Feeds

Plastic bag campaign falls apart at the seams

Marine life killed by nets not bags shock

Secure remote control for conventional and virtual desktops

The bottom could be about to fall out of the government’s crusade against plastic bags, with claims that one of the key underpinnings of the campaign against them is based on nothing more than a typo.

The Times says Australian researchers, commissioned to produce a report on the effect of plastic bags, misquoted a 1980s report on deaths of ocean animals off Newfoundland. The original report covered deaths due to abandoned fishing gear and the like, saying that between 1981 and 1984, more than 100,000 marine animals, and a million birds, were killed by discarded nets.

However, the Australian researchers somehow turned that into plastic bags. Following good environmental practice, the misleading report has, apparently, been endlessly recycled to bolster the case against the modern world’s favourite standby bin liner, nappy disposal device, sports kit sorter, and football practice aid. Some people even use them to carry stuff home from shops.

Indeed, the paper quotes Greenpeace, amongst others, saying there is no evidence that plastic bags are a prime threat to the planet’s sea life.

However, the realisation has probably come too late, with the UK government poised to mandate charges for plastic bags, and the London Mayor poised to ban them altogether, with plastic bag border guards patrolling the M25 and key routes into the capital.

The Times quotes Lord Taverne, the chairman of Sense about Science, condemning the government for jumping on the anti-plastic bag bandwagon without evidence. “This is one of many examples where you get bad science leading to bad decisions which are counter-productive. Attacking plastic bags makes people feel good but it doesn’t achieve anything.”

Perhaps the good lord is being a little naive here.
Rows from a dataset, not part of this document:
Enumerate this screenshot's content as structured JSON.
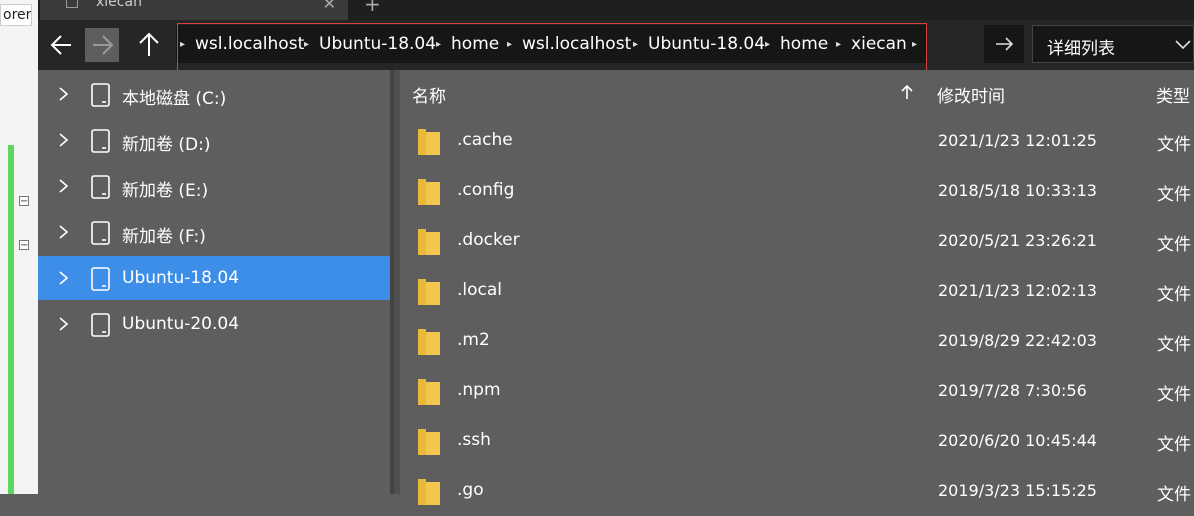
{
  "left_window": {
    "clipped_text": "orer"
  },
  "tab": {
    "title": "xiecan",
    "close_symbol": "✕",
    "new_tab_symbol": "+"
  },
  "breadcrumbs": [
    "wsl.localhost",
    "Ubuntu-18.04",
    "home",
    "wsl.localhost",
    "Ubuntu-18.04",
    "home",
    "xiecan"
  ],
  "view_select": {
    "value": "详细列表"
  },
  "sidebar": {
    "items": [
      {
        "label": "本地磁盘 (C:)",
        "selected": false
      },
      {
        "label": "新加卷 (D:)",
        "selected": false
      },
      {
        "label": "新加卷 (E:)",
        "selected": false
      },
      {
        "label": "新加卷 (F:)",
        "selected": false
      },
      {
        "label": "Ubuntu-18.04",
        "selected": true
      },
      {
        "label": "Ubuntu-20.04",
        "selected": false
      }
    ]
  },
  "columns": {
    "name": "名称",
    "modified": "修改时间",
    "type": "类型"
  },
  "files": [
    {
      "name": ".cache",
      "modified": "2021/1/23 12:01:25",
      "type": "文件"
    },
    {
      "name": ".config",
      "modified": "2018/5/18 10:33:13",
      "type": "文件"
    },
    {
      "name": ".docker",
      "modified": "2020/5/21 23:26:21",
      "type": "文件"
    },
    {
      "name": ".local",
      "modified": "2021/1/23 12:02:13",
      "type": "文件"
    },
    {
      "name": ".m2",
      "modified": "2019/8/29 22:42:03",
      "type": "文件"
    },
    {
      "name": ".npm",
      "modified": "2019/7/28 7:30:56",
      "type": "文件"
    },
    {
      "name": ".ssh",
      "modified": "2020/6/20 10:45:44",
      "type": "文件"
    },
    {
      "name": ".go",
      "modified": "2019/3/23 15:15:25",
      "type": "文件"
    }
  ],
  "colors": {
    "selected": "#3d8ee8",
    "folder": "#f3c74f",
    "highlight_box": "#d94040"
  }
}
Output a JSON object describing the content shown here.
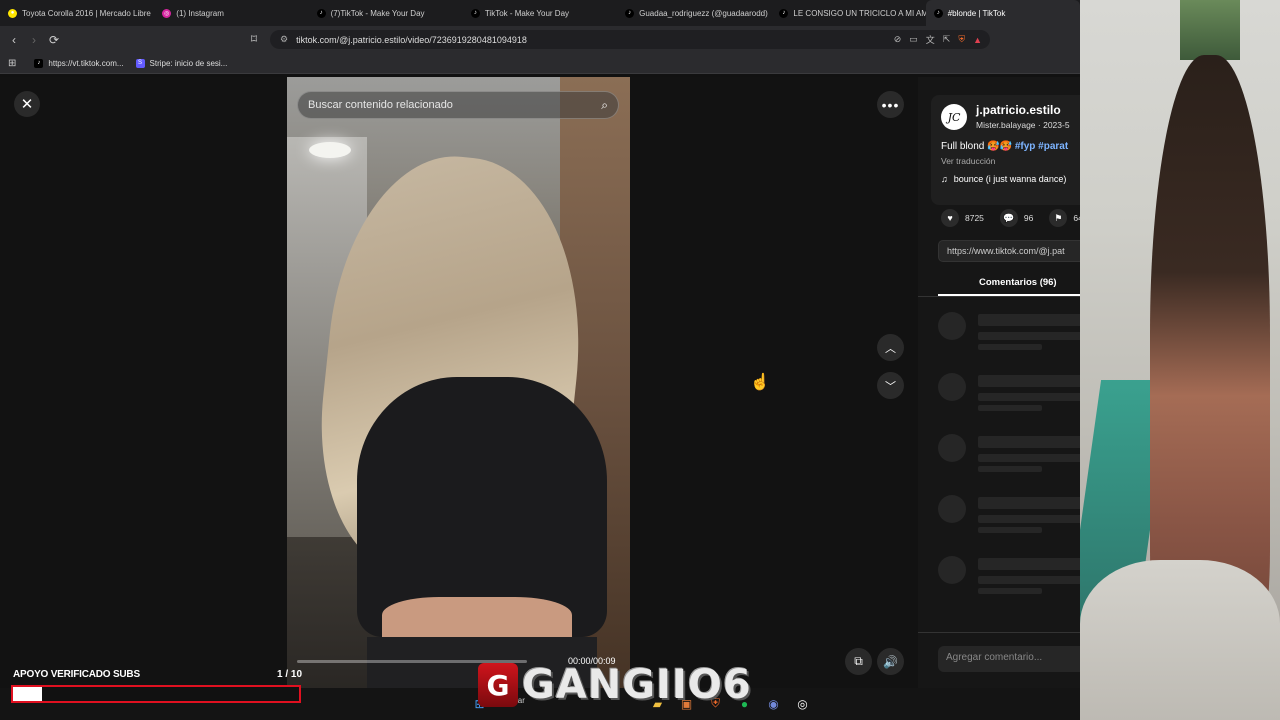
{
  "browser": {
    "tabs": [
      {
        "label": "Toyota Corolla 2016 | Mercado Libre",
        "favicon": "mercadolibre-icon",
        "active": false
      },
      {
        "label": "(1) Instagram",
        "favicon": "instagram-icon",
        "active": false
      },
      {
        "label": "(7)TikTok - Make Your Day",
        "favicon": "tiktok-icon",
        "active": false
      },
      {
        "label": "TikTok - Make Your Day",
        "favicon": "tiktok-icon",
        "active": false
      },
      {
        "label": "Guadaa_rodriguezz (@guadaarodd)",
        "favicon": "tiktok-icon",
        "active": false
      },
      {
        "label": "LE CONSIGO UN TRICICLO A MI AM",
        "favicon": "tiktok-icon",
        "active": false
      },
      {
        "label": "#blonde | TikTok",
        "favicon": "tiktok-icon",
        "active": true
      }
    ],
    "url": "tiktok.com/@j.patricio.estilo/video/7236919280481094918",
    "bookmarks": [
      {
        "label": "https://vt.tiktok.com...",
        "favicon": "tiktok-icon"
      },
      {
        "label": "Stripe: inicio de sesi...",
        "favicon": "stripe-icon"
      }
    ]
  },
  "player": {
    "search_placeholder": "Buscar contenido relacionado",
    "timecode": "00:00/00:09",
    "progress": 0.0
  },
  "post": {
    "username": "j.patricio.estilo",
    "subline": "Mister.balayage · 2023-5",
    "caption_text": "Full blond 🥵🥵",
    "caption_tags": "#fyp #parat",
    "see_translation": "Ver traducción",
    "music": "bounce (i just wanna dance)",
    "likes": "8725",
    "comments": "96",
    "saves": "64",
    "share_link": "https://www.tiktok.com/@j.pat",
    "comments_tab": "Comentarios (96)",
    "add_comment_placeholder": "Agregar comentario..."
  },
  "overlay": {
    "support_label": "APOYO VERIFICADO SUBS",
    "support_count": "1 / 10",
    "support_progress": 0.1,
    "logo_text": "GANGIIO6"
  },
  "taskbar": {
    "search_label": "Buscar"
  },
  "colors": {
    "accent_tag": "#7db4ff",
    "support_border": "#e01020"
  }
}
The government might have no evidence that plastic bags do cause harm to marine animals, but we’re pretty sure it has evidence that a plastic bag tax will cause no harm to its efforts to greenwash Whitehall, while potentially producing a nice little earner at a time of straitened public finances. ®

Security for virtualized datacentres

More from The Register

next story
MEN: For pity's sake SLEEP with LOTS of WOMEN - and avoid Prostate Cancer
And, um, don't sleep with other men. If that's what worries you
Voyager 1 now EIGHTEEN LIGHT HOURS from home
Almost 20 BEEELION kilometres from Sol
Jim Beam me up, Scotty! WHISKY from SPAAACE returns to Earth
They're insured for $1m, before you thirsty folks make plans
ROGUE SAIL BOAT blocks SPACE STATION PODULE blastoff
Er, we think our ISS launch beats your fishing expedition
Comet Siding Spring revealed as flying molehill
Hiding from this space pimple isn't going to do humanity's reputation any good
BAE points electromagnetic projectile at US Army
Railguns for 'Future fighting vehicle'
OK Google, do I have CANCER?
Company talks up pill that would spot developing tumors
LONG ARM of the SAUR: Brachially gifted dino bone conundrum solved
Deinocheirus mirificus was a bit of a knuckle dragger
prev story

Whitepapers

Why cloud backup?
Combining the latest advancements in disk-based backup with secure, integrated, cloud technologies offer organizations fast and assured recovery of their critical enterprise data.
Forging a new future with identity relationship management
Learn about ForgeRock's next generation IRM platform and how it is designed to empower CEOS's and enterprises to engage with consumers.
High Performance for All
While HPC is not new, it has traditionally been seen as a specialist area – is it now geared up to meet more mainstream requirements?
New hybrid storage solutions
Tackling data challenges through emerging hybrid storage solutions that enable optimum database performance whilst managing costs and increasingly large data stores.
Getting ahead of the compliance curve
Learn about new services that make it easy to discover and manage certificates across the enterprise and how to get ahead of the compliance curve.